The New Zealand nurse who was publicly thanked by Britain’s Prime Minister Boris Johnson has talked about the struggle to provide the best care in an impossible situation as coronavirus rips through London.
Jenny McGee, from Invercargill, known globally as "Jenny from New Zealand" opened up to 1 NEWS’ Europe Correspondent Daniel Faitaua about intensive care units stretched by a shortage of knowledge and experience as hospitals are at the most critical status in living memory.
"We’re coming back to the same issue of not having enough intensive care trained nurses and doctors, and whilst we have lots of people being redeployed to us, which is amazing and we couldn’t do without them, the responsibility for all these patients lies on intensive care trained staff," she said.
"So we’re just stretching and stretching and stretching and taking on more and more work load day by day and that is tough, it’s an overwhelming amount of responsibility."
The number of Covid-19 cases admitted to hospitals is now far greater than the first wave, as medical staff are treating 32,000 patients - 70 per cent more.
"The majority of people are kind of 60 years onwards but we are seeing young people come in, people with no medical history who for whatever reason have succumbed to this virus. No one is immune."
It comes as Johnson admitted to a select committee in Parliament that care wards in hospitals could be unable to cope if virus infections continued to rise.
The UK death toll has surpassed 84,000 after a further 1,564 fatalities have been recorded. It's the biggest figure reported in a single day since the pandemic began.
"All I can say is that the risk is very substantial and we have to keep the pressure off the NHS and the only way to do that is to follow the current lockdown," he said.
In April 2020, Johnson was admitted to ICU after he was struck down with Covid-19. He paid tribute to the staff at St Thomas’ Hospital and publicly singled out two nurses including Jenny from Invercargill who stood by his bedside as his life hung in the balance.
One year on and a new highly infectious variant is now McGee’s deepest concern.
"My worst fear is patient safety being comprised. We can only do our best and we’re doing an amazing job and, but my fear is that we get to a point where we just can’t do everything and patients suffer as a result.
"The other fear is the effect this is taking on nurses and anyone who is in the intensive care environment, where it will be doctors, nurses, intensive care staff, there is only so long we can do this for."
Nurse Jenny joins millions for jab
The number of people in the UK who have received the first dose of a vaccine is about 2.64 million.
Nurse Jenny confirmed to 1 NEWS she received the first Pfizer vaccine before Christmas and got her second shot yesterday. She even filmed the moment and said she watched emotions come to the surface.
"Relief. A lot of nurses have been really emotional having it and literally cried as they’ve been given the jab but for me it’s relief, relief that an added layer of protection for me at work."
A message for New Zealanders
McGee also admitted she found Christmas tough because she missed New Zealand, especially her family and friends.

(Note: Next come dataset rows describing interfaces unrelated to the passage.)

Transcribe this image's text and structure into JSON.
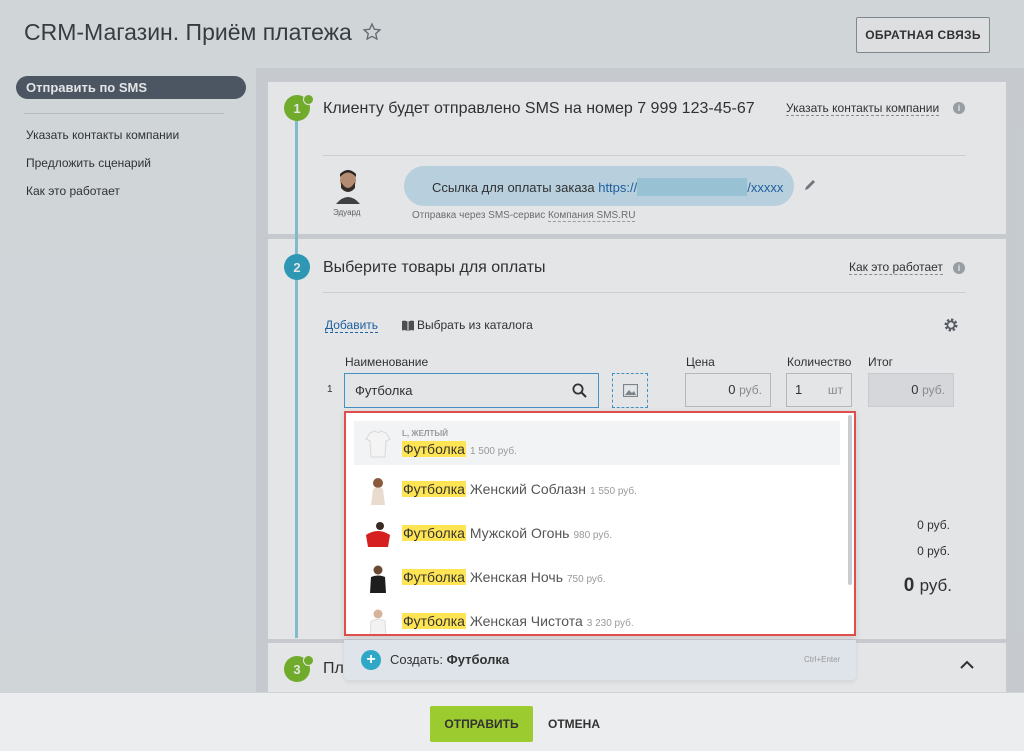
{
  "header": {
    "title": "CRM-Магазин. Приём платежа",
    "feedback_label": "ОБРАТНАЯ СВЯЗЬ"
  },
  "sidebar": {
    "active_item": "Отправить по SMS",
    "items": [
      {
        "label": "Указать контакты компании"
      },
      {
        "label": "Предложить сценарий"
      },
      {
        "label": "Как это работает"
      }
    ]
  },
  "step1": {
    "number": "1",
    "title": "Клиенту будет отправлено SMS на номер 7 999 123-45-67",
    "help_link": "Указать контакты компании",
    "sender_name": "Эдуард",
    "message_prefix": "Ссылка для оплаты заказа ",
    "link_start": "https://",
    "link_end": "/xxxxx",
    "sms_note_prefix": "Отправка через SMS-сервис ",
    "sms_note_link": "Компания SMS.RU"
  },
  "step2": {
    "number": "2",
    "title": "Выберите товары для оплаты",
    "help_link": "Как это работает",
    "add_link": "Добавить",
    "catalog_link": "Выбрать из каталога",
    "columns": {
      "name": "Наименование",
      "price": "Цена",
      "quantity": "Количество",
      "total": "Итог"
    },
    "row": {
      "index": "1",
      "name_value": "Футболка",
      "price_value": "0",
      "price_unit": "руб.",
      "qty_value": "1",
      "qty_unit": "шт",
      "total_value": "0",
      "total_unit": "руб."
    },
    "summary": {
      "line1": "0 руб.",
      "line2": "0 руб.",
      "total_value": "0",
      "total_unit": "руб."
    }
  },
  "dropdown": {
    "items": [
      {
        "sub": "L, ЖЕЛТЫЙ",
        "match": "Футболка",
        "rest": "",
        "price": "1 500 руб."
      },
      {
        "sub": "",
        "match": "Футболка",
        "rest": " Женский Соблазн",
        "price": "1 550 руб."
      },
      {
        "sub": "",
        "match": "Футболка",
        "rest": " Мужской Огонь",
        "price": "980 руб."
      },
      {
        "sub": "",
        "match": "Футболка",
        "rest": " Женская Ночь",
        "price": "750 руб."
      },
      {
        "sub": "",
        "match": "Футболка",
        "rest": " Женская Чистота",
        "price": "3 230 руб."
      }
    ],
    "create_prefix": "Создать: ",
    "create_value": "Футболка",
    "shortcut": "Ctrl+Enter"
  },
  "step3": {
    "number": "3",
    "title_visible": "Пл"
  },
  "footer": {
    "send_label": "ОТПРАВИТЬ",
    "cancel_label": "ОТМЕНА"
  },
  "colors": {
    "accent_green": "#7bbd2c",
    "accent_blue": "#2fa7c6",
    "highlight": "#ffe553",
    "dropdown_border": "#e14c4c",
    "send_button": "#9bcb2e"
  }
}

She told 1 NEWS she looks at social media and sees Kiwis having the most wonderful summer, but she had a message for everyone back home.
"Don’t become complacent. I have had a lot friends messaging me saying, we don’t understand what it’s like .. and you don’t.
"You have winter ahead of you. There is a highly infectious strain which is floating around, please if you want things to stay as good as it is New Zealand right now, people need to go and get their vaccine, it’s the only way forward."
Watch Nurse Jenny's full story on 1 NEWS at 6pm tonight and tomorrow.